Members' Window # 64  
by Michael Thomas  
(click on photos to enlarge image)


Sugar sifter, Bhuj, Kutch, Gujarat, India

sugar sifter made by Oomersi Mawji sugar sifter made by Oomersi Mawji
This piece has been in my family since it was made and has triggered my interest in Indian silver over the past twenty years. It stands about 6" (15 cm) high and was made by Oomersi Mawji, a master silversmith who worked in the remote town of Bhuj, Kutch in Gujarat. Last November I spent two weeks in Bhuj and tried to discover as much as possible about the silverwork from this area.

Kutch used to be a small island with a strong maritime history. Silver bullion was imported from Africa and finished works were exported worldwide. The key point was that this small state levied no tax on silver imports and exports hence silverwork developed, thrived and prospered.

bird and lion (left)
wild boar kill (right)
Oomersi is a common name in Kutch but OM and his family is still well remembered. He was born about 1850 into a low caste Luhar (metalworkers) so was not highly regarded by fellow Indians and could not marry outside that caste. However he proved to be a very gifted silversmith and this impressed Europeans who did not attach such importance to caste and thus OM became famous in India and overseas. OM used flora and fauna in his designs a lot which fits with contemporary painting, decorative textiles etc. The elegant Sarus cranes were a speciality.

This sugar sifter was made around 1875 and is a good everyday example of this detail craftsmanship. The silver content is high at 97% and the O.M. mark is early as in later pieces the initials were in a single panel. His mark is classified under English (Colonial). There is no doubt he was Indian and in my view his work should be classified as such.

sugar sifter pierced lid
sugar sifter base with mark

He produced work specifically for the Maharao of Kutch and later he attracted the attention of the Maharajah of Baroda who became his principal patron. Consequently, this regular work of high quality led him to move with his silversmith sons and family to Baroda. His prime working years were probably between 1870 and 1890. The high quality and prices could not be sustained so by 1900 the designs were simplified to cater for new fashions and wider markets such as Liberty of London. His sons had grown with the business and continued to work in Baroda until the general demise of this type of work around 1930.

The manufacturing technique is unusual and 'The Arts of Kutch' ISBN: 8185026483 (recently corrected and reprinted) gives a good detailed description. In summary, the main form of the piece is made in thick sheet silver, in this case a cylinder. This is filled with kil, a hot mix of resin and wax, which after cooling gives a solid core, allowing the outside to be hammered, punched, and filed to produce high relief and great detail.
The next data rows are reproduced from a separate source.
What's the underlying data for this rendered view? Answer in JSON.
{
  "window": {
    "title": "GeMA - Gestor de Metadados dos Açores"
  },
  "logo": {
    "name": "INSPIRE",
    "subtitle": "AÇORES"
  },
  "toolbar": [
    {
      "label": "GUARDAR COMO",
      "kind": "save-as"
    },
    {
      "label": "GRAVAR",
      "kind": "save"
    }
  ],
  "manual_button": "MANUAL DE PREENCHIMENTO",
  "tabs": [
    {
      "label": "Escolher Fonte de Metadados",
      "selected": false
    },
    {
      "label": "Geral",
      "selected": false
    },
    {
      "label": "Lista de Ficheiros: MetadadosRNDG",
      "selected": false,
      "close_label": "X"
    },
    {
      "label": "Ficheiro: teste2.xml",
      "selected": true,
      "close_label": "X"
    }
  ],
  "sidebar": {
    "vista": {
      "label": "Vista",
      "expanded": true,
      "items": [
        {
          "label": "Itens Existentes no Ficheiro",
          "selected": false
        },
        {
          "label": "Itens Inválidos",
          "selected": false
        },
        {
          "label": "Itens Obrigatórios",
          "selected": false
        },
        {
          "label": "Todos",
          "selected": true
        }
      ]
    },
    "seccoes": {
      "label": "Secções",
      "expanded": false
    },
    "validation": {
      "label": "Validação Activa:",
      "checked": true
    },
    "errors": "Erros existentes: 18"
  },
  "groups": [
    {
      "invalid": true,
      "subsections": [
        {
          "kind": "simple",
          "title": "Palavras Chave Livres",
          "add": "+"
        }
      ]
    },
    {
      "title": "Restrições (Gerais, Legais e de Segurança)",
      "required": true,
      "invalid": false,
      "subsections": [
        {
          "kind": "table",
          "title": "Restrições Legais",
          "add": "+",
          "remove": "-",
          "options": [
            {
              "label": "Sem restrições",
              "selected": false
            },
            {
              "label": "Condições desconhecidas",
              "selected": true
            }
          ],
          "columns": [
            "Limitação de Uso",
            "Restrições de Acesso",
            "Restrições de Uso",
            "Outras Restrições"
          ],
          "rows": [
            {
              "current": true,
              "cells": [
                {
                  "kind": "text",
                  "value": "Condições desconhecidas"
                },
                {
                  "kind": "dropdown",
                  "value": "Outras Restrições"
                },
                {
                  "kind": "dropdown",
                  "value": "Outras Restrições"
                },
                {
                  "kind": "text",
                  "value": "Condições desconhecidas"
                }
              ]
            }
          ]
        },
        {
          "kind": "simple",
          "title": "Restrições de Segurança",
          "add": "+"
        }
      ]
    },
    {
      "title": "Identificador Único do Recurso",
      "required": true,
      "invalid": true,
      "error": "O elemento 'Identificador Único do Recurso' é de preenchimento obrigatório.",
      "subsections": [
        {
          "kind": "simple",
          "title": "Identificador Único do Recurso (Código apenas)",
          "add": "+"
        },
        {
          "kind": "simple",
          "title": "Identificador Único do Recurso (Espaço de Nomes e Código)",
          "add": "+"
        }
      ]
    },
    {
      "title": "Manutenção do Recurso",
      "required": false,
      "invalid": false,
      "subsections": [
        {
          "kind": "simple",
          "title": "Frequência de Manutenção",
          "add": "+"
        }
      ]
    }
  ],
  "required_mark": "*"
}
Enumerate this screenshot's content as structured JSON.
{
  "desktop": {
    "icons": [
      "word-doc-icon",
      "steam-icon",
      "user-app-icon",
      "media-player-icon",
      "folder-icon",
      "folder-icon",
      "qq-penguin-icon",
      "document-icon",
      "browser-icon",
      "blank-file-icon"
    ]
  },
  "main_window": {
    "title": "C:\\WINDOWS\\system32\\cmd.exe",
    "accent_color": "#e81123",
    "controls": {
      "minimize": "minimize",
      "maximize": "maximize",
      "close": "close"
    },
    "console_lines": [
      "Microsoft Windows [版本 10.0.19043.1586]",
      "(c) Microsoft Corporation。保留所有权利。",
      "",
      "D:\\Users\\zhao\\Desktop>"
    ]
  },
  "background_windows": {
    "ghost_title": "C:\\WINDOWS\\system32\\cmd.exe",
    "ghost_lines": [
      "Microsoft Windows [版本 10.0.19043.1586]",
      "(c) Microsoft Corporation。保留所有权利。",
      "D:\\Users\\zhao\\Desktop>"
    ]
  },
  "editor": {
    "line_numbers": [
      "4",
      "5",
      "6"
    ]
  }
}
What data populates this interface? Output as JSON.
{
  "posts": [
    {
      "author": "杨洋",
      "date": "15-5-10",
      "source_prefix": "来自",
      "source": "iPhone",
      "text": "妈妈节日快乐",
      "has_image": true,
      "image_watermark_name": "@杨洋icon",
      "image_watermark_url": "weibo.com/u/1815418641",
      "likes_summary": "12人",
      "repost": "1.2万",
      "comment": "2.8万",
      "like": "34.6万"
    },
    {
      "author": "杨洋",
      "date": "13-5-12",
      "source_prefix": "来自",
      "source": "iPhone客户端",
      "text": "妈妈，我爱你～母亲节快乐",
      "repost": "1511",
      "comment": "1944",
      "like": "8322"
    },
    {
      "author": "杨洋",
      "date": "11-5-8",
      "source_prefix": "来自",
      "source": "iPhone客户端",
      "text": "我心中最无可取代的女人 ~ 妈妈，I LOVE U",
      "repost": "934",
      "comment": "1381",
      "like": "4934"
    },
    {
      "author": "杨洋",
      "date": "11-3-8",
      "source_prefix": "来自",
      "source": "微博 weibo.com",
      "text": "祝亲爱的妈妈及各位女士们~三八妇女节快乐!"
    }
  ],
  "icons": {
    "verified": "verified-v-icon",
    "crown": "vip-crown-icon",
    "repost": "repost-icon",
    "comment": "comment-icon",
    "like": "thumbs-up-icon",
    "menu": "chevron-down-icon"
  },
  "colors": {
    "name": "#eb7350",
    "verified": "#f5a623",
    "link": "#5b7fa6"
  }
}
To obtain this level of detail the piece is heated and cooled (annealed), refilled with kil up to three times. The inside is left fairly smooth compared with repoussé work and then lined with mercury and silver. The whole is finally cleaned with weak nitric acid, burnished, and highly polished.

5 Kori coin - Edward VIII

In 1617 Jahangir, the reigning Mughal Emperor, granted Rao Bharmal, head of the State of Kutch, the right to strike his own coinage, the kori, and this rare privilege continued until 1948. The mint and treasury was in Bhuj, the capital city of Kutch.

Edward VIII was never crowned and although patterns were made no coins were circulated as currency in Great Britain. The only places in the world where they were used as currency were East Africa, British West Africa and Kutch.

This 5 Kori coin is made from high quality silver and was circulated. The rim is stamped ‘BHUJ KUTCH’ and the text reads approximately as: "Edward 8th (the inverted ‘V’ is the Persian numeral ‘8’), Kaiser-e-Hind (Emperor of India), Bhuj 1936".

The lettering around the edge of the coin is in Sanskrit and reads "Maharaja dhiraj Mirjan Maharaj Shri Khengarji Savai Bahadur". Maharao Kengar was a highly respected ruler who died in 1942 and shortly before Independence.

Michael Thomas
- 2009 -